His world is that of possibilities, of truths which could be those but also others, of concepts that are modified in their original meaning to model themselves on the basis of the feeling of the artist, to adapt to his point of view, which, in turn, does not impose itself but simply suggests, creates a stimulus to seek a truth relative, unique, unusual and uncommon, in those who observe his paintings.
In the work Endlichkeit (Limits), the artist places the protagonists of original sin at the centre of the scene in the moment when Eva is about to go beyond an imposed limit, to perform the only act that will make them fall by breaking the net that keeps them high in Eden and that, once broken, marks the boundary between before and after, between the protection from evils constituted by a cocoon of liquid placenta, and the imperfect world, and in perpetual evolution, which will begin from that moment.

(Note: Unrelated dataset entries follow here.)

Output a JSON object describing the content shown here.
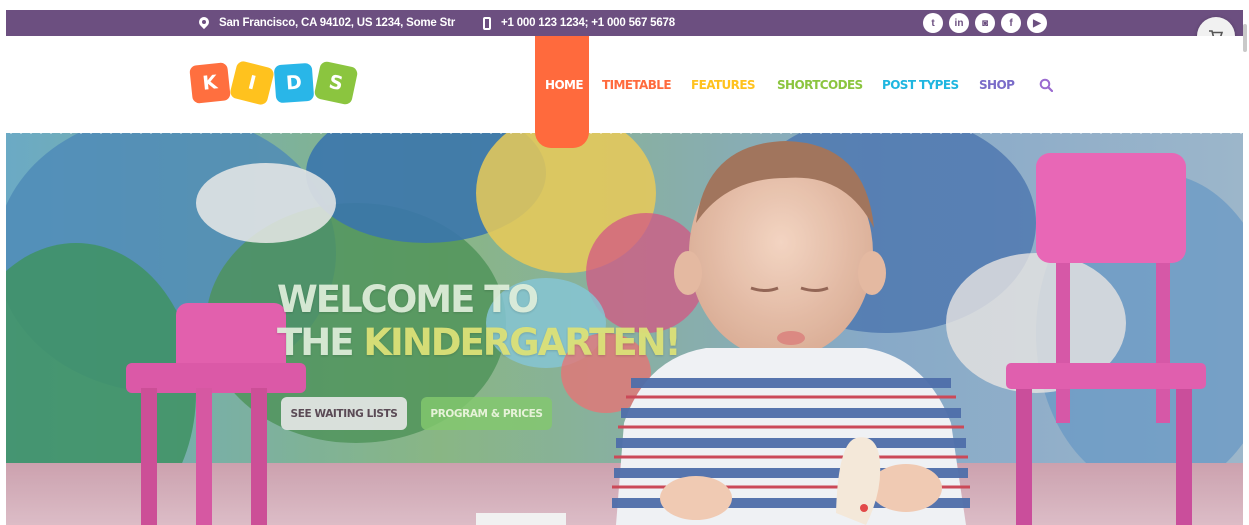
{
  "topbar": {
    "address": "San Francisco, CA 94102, US 1234, Some Str",
    "phone": "+1 000 123 1234; +1 000 567 5678",
    "socials": [
      {
        "name": "twitter",
        "glyph": "t"
      },
      {
        "name": "linkedin",
        "glyph": "in"
      },
      {
        "name": "instagram",
        "glyph": "◙"
      },
      {
        "name": "facebook",
        "glyph": "f"
      },
      {
        "name": "youtube",
        "glyph": "▶"
      }
    ]
  },
  "logo": {
    "letters": [
      "K",
      "I",
      "D",
      "S"
    ]
  },
  "nav": {
    "items": [
      {
        "label": "HOME",
        "color": "#ffffff"
      },
      {
        "label": "TIMETABLE",
        "color": "#ff6a3d"
      },
      {
        "label": "FEATURES",
        "color": "#ffc21e"
      },
      {
        "label": "SHORTCODES",
        "color": "#8bc53f"
      },
      {
        "label": "POST TYPES",
        "color": "#1fb6e0"
      },
      {
        "label": "SHOP",
        "color": "#7a6cc9"
      }
    ]
  },
  "hero": {
    "title_line1": "WELCOME TO",
    "title_line2a": "THE",
    "title_line2b": "KINDERGARTEN!",
    "button_waiting": "SEE WAITING LISTS",
    "button_prices": "PROGRAM & PRICES"
  },
  "colors": {
    "topbar": "#6c4f80",
    "accent_home": "#ff6a3d"
  }
}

In Symbiose (Symbiosis) Müller focuses on instinct, on a union between man and woman represented as headless aliens, precisely to underline how little rationality is relevant in emotional and sentimental relationships, and how much the symbiotic union is instead linked to the soul, to the interiority ungovernable by the mind because born at a different level, higher, inexplicable as well as irrational; but also sensual, carnal, because the soul needs to wear the dress of the union of bodies to generate a complete fusion.
In Selektion (Selezione) Wolfgang Müller takes up again the theme of original sin but declines it according to a different meaning, distorting the temporal axis to tell a selection that was initially natural, that of the primordial choice to fall from the earthly Paradise, but then over the centuries has taken on different meanings until transforming in an adaptation of the fruits of earth to the needs of contemporary man, with rhythms and cadences different from the natural ones and so precise and mathematical to be entrusted to the management by an automaton.
And again, Mann und Frau (Man and Woman), are narrated by Müller as if they belonged to two separate yet parallel worlds, distant but next to each other, mutually misunderstood and incomprehensible and yet united by a magnetic force, by a serendipity that often generates encounters, clashes, which inevitably and indissolubly put the two parts in deep contact. The most evident symbol of his visionary approach to reality, where everything really appears in different ways depending on how you observe it – and in this he takes up the themes of the upside down dear to Escher – is the work Stillstand (Immobility), the image on article cover, in which the world around the central figure, frozen in the simbolically act of drinking life, can be seen bilaterally from below or from above because each element that composes it has a double orientation, an optical illusion that makes everything unreal, as is that tangle of houses and roofs without any life being told inside. Immobility is that of contemporary man who takes refuge in certainties that are not as solid as he thinks they are, who is locked up in an excessive individualism that leads him to incommunicability, to digital isolation and to a solitude in which the walls in his house, seen as a refuge but which in reality constitutes a cage. So Wolfgang Müller is a visionary, an excellent exponent of contemporary Surrealism precisely because of his meditative approach, reasoned and constructed of a world that appears in perpetual and possible transformation, which could be but is not, which could not be and instead is, in the canvases of the German artist. During his career he has participated in many collective exhibitions throughout Europe (Venice, Milan, Hamburg, just to name a few) and has received significant and important awards and recognitions
Sito web: https://www.wolfgang-mueller-art.de/